# TASK PROMPT:
Each line of the entries that mentions the string "spring" needs to be reported.

# ENTRIES PROVIDED:

════

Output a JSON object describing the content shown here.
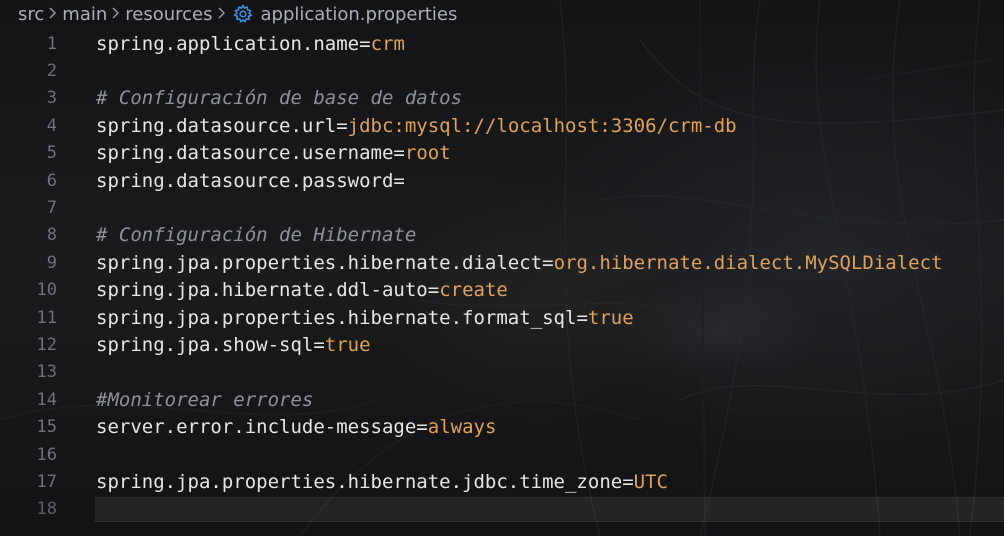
{
  "breadcrumb": {
    "segments": [
      "src",
      "main",
      "resources"
    ],
    "file": "application.properties",
    "file_icon": "gear-icon",
    "separator_icon": "chevron-right-icon"
  },
  "colors": {
    "key": "#e6e6e6",
    "value": "#e0a15c",
    "comment": "#8d939a",
    "line_number": "#6e7378"
  },
  "editor": {
    "current_line": 18,
    "lines": [
      {
        "n": "1",
        "key": "spring.application.name",
        "eq": "=",
        "value": "crm"
      },
      {
        "n": "2"
      },
      {
        "n": "3",
        "comment": "# Configuración de base de datos"
      },
      {
        "n": "4",
        "key": "spring.datasource.url",
        "eq": "=",
        "value": "jdbc:mysql://localhost:3306/crm-db"
      },
      {
        "n": "5",
        "key": "spring.datasource.username",
        "eq": "=",
        "value": "root"
      },
      {
        "n": "6",
        "key": "spring.datasource.password",
        "eq": "=",
        "value": ""
      },
      {
        "n": "7"
      },
      {
        "n": "8",
        "comment": "# Configuración de Hibernate"
      },
      {
        "n": "9",
        "key": "spring.jpa.properties.hibernate.dialect",
        "eq": "=",
        "value": "org.hibernate.dialect.MySQLDialect"
      },
      {
        "n": "10",
        "key": "spring.jpa.hibernate.ddl-auto",
        "eq": "=",
        "value": "create"
      },
      {
        "n": "11",
        "key": "spring.jpa.properties.hibernate.format_sql",
        "eq": "=",
        "value": "true"
      },
      {
        "n": "12",
        "key": "spring.jpa.show-sql",
        "eq": "=",
        "value": "true"
      },
      {
        "n": "13"
      },
      {
        "n": "14",
        "comment": "#Monitorear errores"
      },
      {
        "n": "15",
        "key": "server.error.include-message",
        "eq": "=",
        "value": "always"
      },
      {
        "n": "16"
      },
      {
        "n": "17",
        "key": "spring.jpa.properties.hibernate.jdbc.time_zone",
        "eq": "=",
        "value": "UTC"
      },
      {
        "n": "18"
      }
    ]
  }
}
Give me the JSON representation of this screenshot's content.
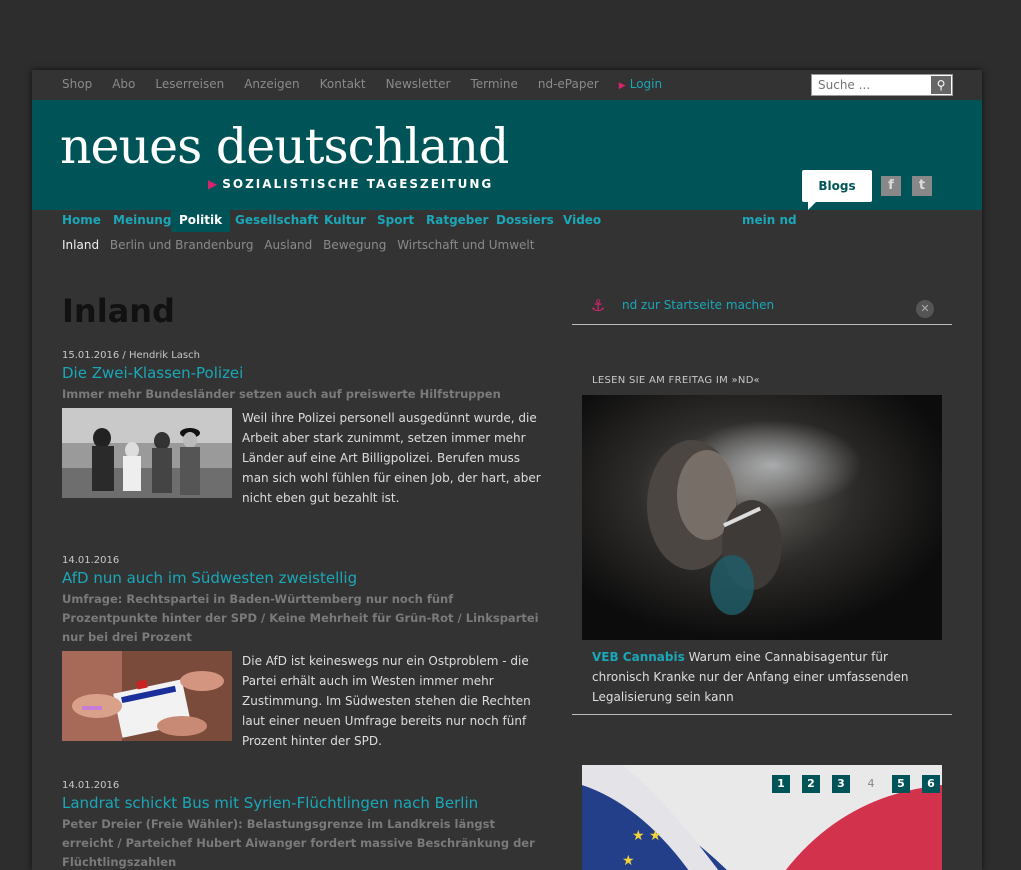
{
  "top": {
    "links": [
      "Shop",
      "Abo",
      "Leserreisen",
      "Anzeigen",
      "Kontakt",
      "Newsletter",
      "Termine",
      "nd-ePaper"
    ],
    "login": "Login",
    "search_placeholder": "Suche ..."
  },
  "brand": {
    "logo": "neues deutschland",
    "tagline": "SOZIALISTISCHE TAGESZEITUNG",
    "blogs": "Blogs",
    "accent": "#005458",
    "link_color": "#1aa7b8",
    "marker_color": "#d4246e"
  },
  "nav": {
    "items": [
      "Home",
      "Meinung",
      "Politik",
      "Gesellschaft",
      "Kultur",
      "Sport",
      "Ratgeber",
      "Dossiers",
      "Video"
    ],
    "active": "Politik",
    "mein": "mein nd"
  },
  "subnav": {
    "items": [
      "Inland",
      "Berlin und Brandenburg",
      "Ausland",
      "Bewegung",
      "Wirtschaft und Umwelt"
    ],
    "current": "Inland"
  },
  "page_title": "Inland",
  "articles": [
    {
      "meta": "15.01.2016 / Hendrik Lasch",
      "title": "Die Zwei-Klassen-Polizei",
      "subtitle": "Immer mehr Bundesländer setzen auch auf preiswerte Hilfstruppen",
      "text": "Weil ihre Polizei personell ausgedünnt wurde, die Arbeit aber stark zunimmt, setzen immer mehr Länder auf eine Art Billigpolizei. Berufen muss man sich wohl fühlen für einen Job, der hart, aber nicht eben gut bezahlt ist."
    },
    {
      "meta": "14.01.2016",
      "title": "AfD nun auch im Südwesten zweistellig",
      "subtitle": "Umfrage: Rechtspartei in Baden-Württemberg nur noch fünf Prozentpunkte hinter der SPD / Keine Mehrheit für Grün-Rot / Linkspartei nur bei drei Prozent",
      "text": "Die AfD ist keineswegs nur ein Ostproblem - die Partei erhält auch im Westen immer mehr Zustimmung. Im Südwesten stehen die Rechten laut einer neuen Umfrage bereits nur noch fünf Prozent hinter der SPD."
    },
    {
      "meta": "14.01.2016",
      "title": "Landrat schickt Bus mit Syrien-Flüchtlingen nach Berlin",
      "subtitle": "Peter Dreier (Freie Wähler): Belastungsgrenze im Landkreis längst erreicht / Parteichef Hubert Aiwanger fordert massive Beschränkung der Flüchtlingszahlen",
      "text": ""
    }
  ],
  "sidebar": {
    "startpage": "nd zur Startseite machen",
    "freitag_label": "LESEN SIE AM FREITAG IM »ND«",
    "caption_key": "VEB Cannabis",
    "caption_text": "Warum eine Cannabisagentur für chronisch Kranke nur der Anfang einer umfassenden Legalisierung sein kann",
    "pager": [
      "1",
      "2",
      "3",
      "4",
      "5",
      "6"
    ],
    "pager_current": "4"
  }
}
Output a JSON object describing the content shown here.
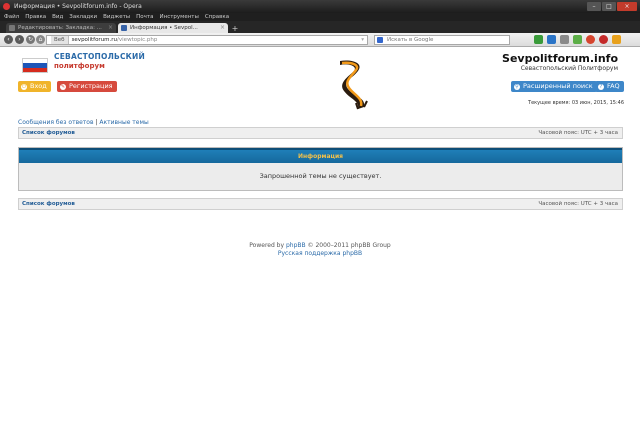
{
  "window": {
    "title": "Информация • Sevpolitforum.info - Opera",
    "controls": [
      "–",
      "□",
      "×"
    ]
  },
  "menu": [
    "Файл",
    "Правка",
    "Вид",
    "Закладки",
    "Виджеты",
    "Почта",
    "Инструменты",
    "Справка"
  ],
  "tabs": [
    {
      "label": "Редактировать: Закладка: ...",
      "active": false
    },
    {
      "label": "Информация • Sevpol...",
      "active": true
    }
  ],
  "address": {
    "badge": "Веб",
    "host": "sevpolitforum.ru",
    "path": "/viewtopic.php",
    "search_placeholder": "Искать в Google"
  },
  "header": {
    "logo_line1": "СЕВАСТОПОЛЬСКИЙ",
    "logo_line2": "политфорум",
    "site_title": "Sevpolitforum.info",
    "site_subtitle": "Севастопольский Политфорум"
  },
  "buttons": {
    "login": "Вход",
    "register": "Регистрация",
    "advanced_search": "Расширенный поиск",
    "faq": "FAQ"
  },
  "current_time": "Текущее время: 03 июн, 2015, 15:46",
  "links": {
    "unanswered": "Сообщения без ответов",
    "separator": "|",
    "active": "Активные темы"
  },
  "forum_bar": {
    "forum_list": "Список форумов",
    "timezone": "Часовой пояс: UTC + 3 часа"
  },
  "info": {
    "heading": "Информация",
    "message": "Запрошенной темы не существует."
  },
  "footer": {
    "powered_prefix": "Powered by",
    "phpbb": "phpBB",
    "powered_suffix": "© 2000–2011 phpBB Group",
    "russian_support": "Русская поддержка phpBB"
  },
  "colors": {
    "accent_blue": "#3e87c9",
    "login_orange": "#f0b42a",
    "register_red": "#d64a3d",
    "info_header": "#1f7fb8",
    "info_heading_text": "#f3c14a"
  }
}
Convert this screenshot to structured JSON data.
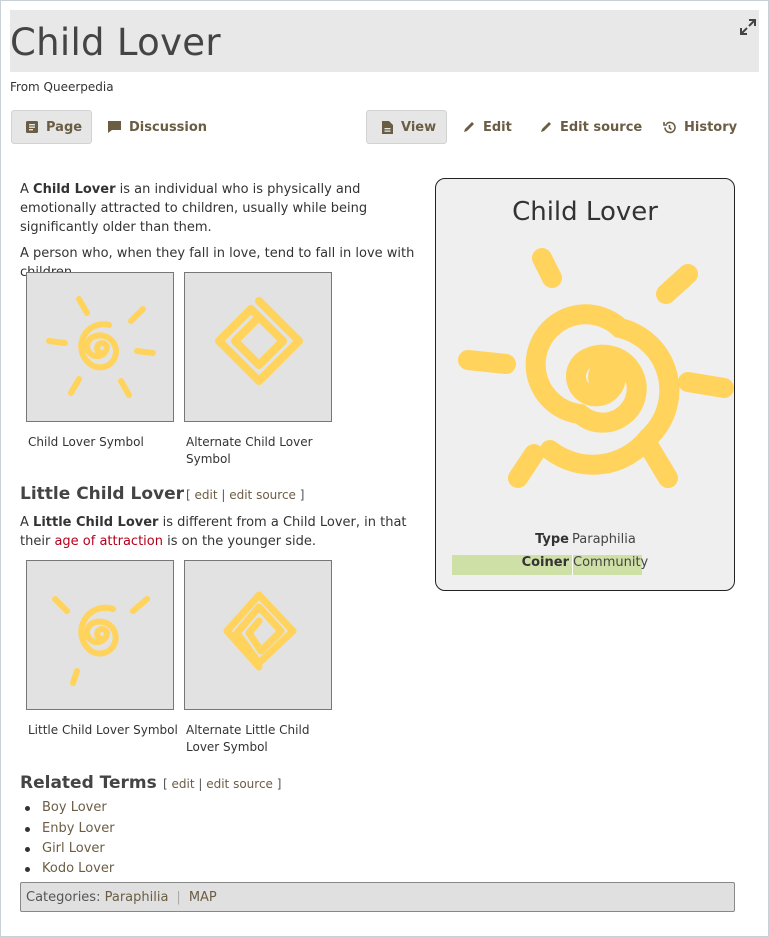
{
  "page": {
    "title": "Child Lover",
    "from": "From Queerpedia"
  },
  "tabs": {
    "page": "Page",
    "discussion": "Discussion",
    "view": "View",
    "edit": "Edit",
    "edit_source": "Edit source",
    "history": "History"
  },
  "intro": {
    "p1_pre": "A ",
    "p1_bold": "Child Lover",
    "p1_post": " is an individual who is physically and emotionally attracted to children, usually while being significantly older than them.",
    "p2": "A person who, when they fall in love, tend to fall in love with children."
  },
  "gallery1": [
    {
      "caption": "Child Lover Symbol"
    },
    {
      "caption": "Alternate Child Lover Symbol"
    }
  ],
  "section_little": {
    "heading": "Little Child Lover",
    "edit": "edit",
    "edit_source": "edit source",
    "p_pre": "A ",
    "p_bold": "Little Child Lover",
    "p_mid": " is different from a Child Lover, in that their ",
    "p_link": "age of attraction",
    "p_post": " is on the younger side."
  },
  "gallery2": [
    {
      "caption": "Little Child Lover Symbol"
    },
    {
      "caption": "Alternate Little Child Lover Symbol"
    }
  ],
  "section_related": {
    "heading": "Related Terms",
    "edit": "edit",
    "edit_source": "edit source",
    "items": [
      "Boy Lover",
      "Enby Lover",
      "Girl Lover",
      "Kodo Lover"
    ]
  },
  "categories": {
    "label": "Categories:",
    "items": [
      "Paraphilia",
      "MAP"
    ]
  },
  "infobox": {
    "title": "Child Lover",
    "rows": [
      {
        "key": "Type",
        "value": "Paraphilia"
      },
      {
        "key": "Coiner",
        "value": "Community"
      }
    ],
    "highlight_color": "#cfe0a6"
  },
  "colors": {
    "symbol_yellow": "#ffd35c",
    "link_brown": "#6b5d44",
    "link_red": "#b5001b"
  }
}
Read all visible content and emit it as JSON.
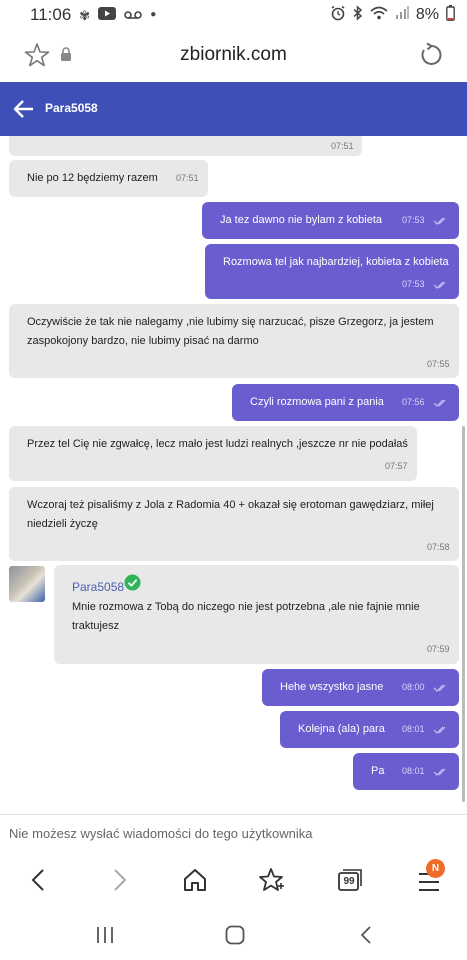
{
  "status_bar": {
    "time": "11:06",
    "battery": "8%"
  },
  "browser": {
    "url": "zbiornik.com"
  },
  "chat": {
    "title": "Para5058"
  },
  "messages": [
    {
      "dir": "in",
      "text": "",
      "time": "07:51"
    },
    {
      "dir": "in",
      "text": "Nie po 12 będziemy razem",
      "time": "07:51"
    },
    {
      "dir": "out",
      "text": "Ja tez dawno nie bylam z kobieta",
      "time": "07:53"
    },
    {
      "dir": "out",
      "text": "Rozmowa tel jak najbardziej, kobieta z kobieta",
      "time": "07:53"
    },
    {
      "dir": "in",
      "text_line1": "Oczywiście że tak nie nalegamy ,nie lubimy się narzucać, pisze Grzegorz, ja jestem",
      "text_line2": "zaspokojony bardzo, nie lubimy pisać na darmo",
      "time": "07:55"
    },
    {
      "dir": "out",
      "text": "Czyli rozmowa pani z pania",
      "time": "07:56"
    },
    {
      "dir": "in",
      "text": "Przez tel Cię nie zgwałcę, lecz mało jest ludzi realnych ,jeszcze nr nie podałaś",
      "time": "07:57"
    },
    {
      "dir": "in",
      "text_line1": "Wczoraj też pisaliśmy z Jola z Radomia 40 + okazał się erotoman gawędziarz, miłej",
      "text_line2": "niedzieli życzę",
      "time": "07:58"
    },
    {
      "dir": "in",
      "sender": "Para5058",
      "text_line1": "Mnie rozmowa z Tobą do niczego nie jest potrzebna ,ale nie fajnie mnie",
      "text_line2": "traktujesz",
      "time": "07:59"
    },
    {
      "dir": "out",
      "text": "Hehe wszystko jasne",
      "time": "08:00"
    },
    {
      "dir": "out",
      "text": "Kolejna (ala) para",
      "time": "08:01"
    },
    {
      "dir": "out",
      "text": "Pa",
      "time": "08:01"
    }
  ],
  "composer": {
    "notice": "Nie możesz wysłać wiadomości do tego użytkownika"
  },
  "browser_nav": {
    "tabs_count": "99",
    "notification_badge": "N"
  },
  "colors": {
    "header": "#3e50b8",
    "outgoing": "#6a5dd0",
    "incoming": "#e8e8e8",
    "badge": "#f06a2a"
  }
}
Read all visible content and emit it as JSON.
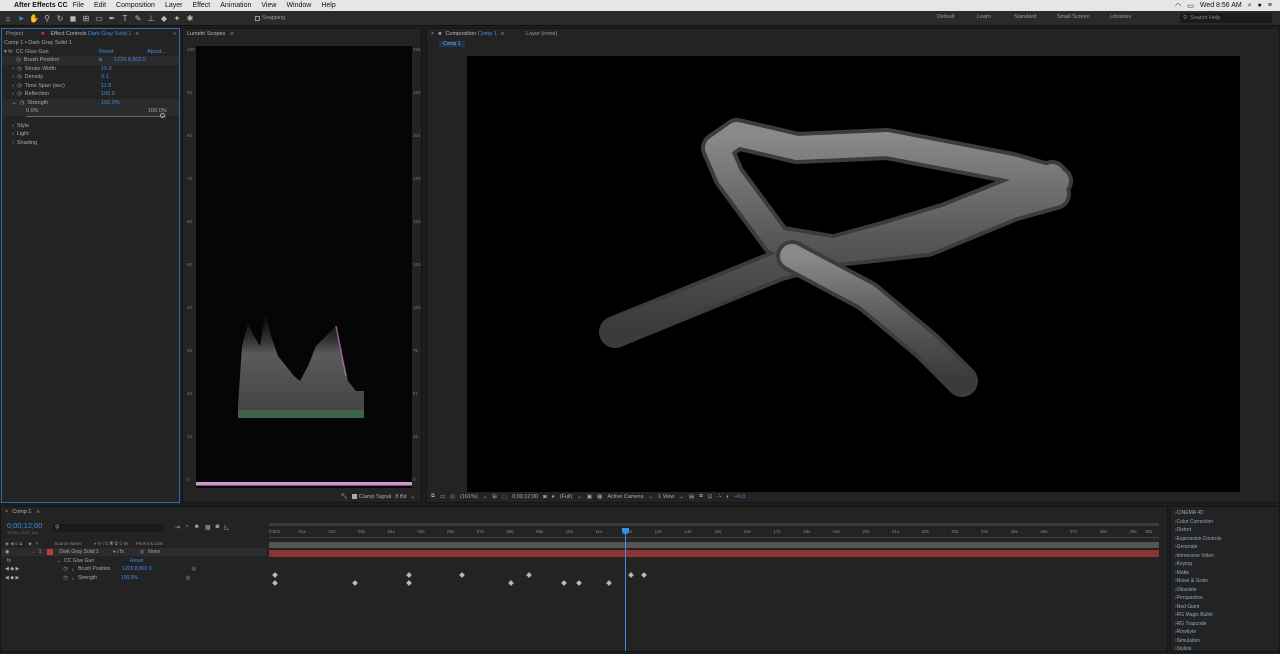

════

# REPLY TO THE EXERCISE:
        "key": "spring.application.name",
        "key": "spring.datasource.url",
        "key": "spring.datasource.username",
        "key": "spring.datasource.password",
        "key": "spring.jpa.properties.hibernate.dialect",
        "key": "spring.jpa.hibernate.ddl-auto",
        "key": "spring.jpa.properties.hibernate.format_sql",
        "key": "spring.jpa.show-sql",
        "key": "spring.jpa.properties.hibernate.jdbc.time_zone",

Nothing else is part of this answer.